Jenny Simmons Shines As a Solo Artist on The Becoming

  • Christa Banister Crosswalk.com Contributing Writer
  • 2013 1 Jan
  • COMMENTS
Jenny Simmons Shines As a Solo Artist on <i>The Becoming</i>


Artist: Jenny Simmons
Title: The Becoming
Label: Fair Trade Services

After her band Addison Road amicably called it quits last year, it’s not surprising that the group’s lead singer Jenny Simmons opted for a solo trek. And with her debut The Becoming, Simmons proves she’s more than up to the task of steering the ship all by herself and has plenty to say while doing so.

Truth be told, Addison Road was always a pretty non-threatening presence on the Christian music scene because there wasn’t much that separated them for the pack, but Simmons seems intent on correcting that by showcasing another side of herself.
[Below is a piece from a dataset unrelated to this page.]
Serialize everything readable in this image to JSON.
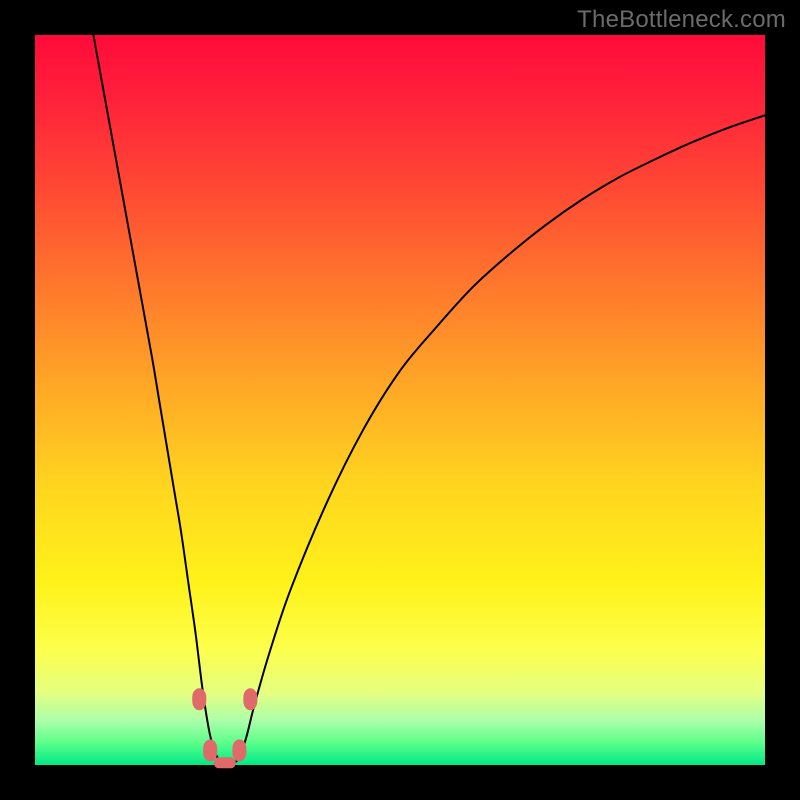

In fact, on the album’s confessional opening cut, “Where I Belong,” Simmons sings about finding her place in the world. “I, I am right where I belong/don’t have a place to call my own/’cause with you I’m right where I belong.”

Most of the time, the decidedly ambiguous nature of lyrics like the aforementioned can be left to the individual interpretation of the listener. Is it romantic? Is it about God? What is she saying? But the impassioned way that Simmons sings these words helps make things abundantly clear—she’s been on a journey, and she’s willing to share a little about it with you.

Like her singer/songwriter contemporaries (think: somewhere between Norah Jones and Taylor Swift), it’s clear that art imitates like for Simmons. Whether it’s a shamelessly happy ditty like “This I Know” or the plaintive worship of “Broken Hallelujah,” her songs have a diary-like quality without being cloyingly juvenile.

Embracing a positive outlook on life that’s anchored by a strong faith, Simmons offers plenty from a musical perspective as well. Sure, it all falls under the category of “pop” that’s unapologetically radio-friendly in nature, but thankfully, not every song sounds the same.

If anything, it’s The Becoming’s most stripped down moments that shine the brightest—proof positive that you don’t always need all the bells and whistles to make a big impact.

*This Review First Published 1/24/2013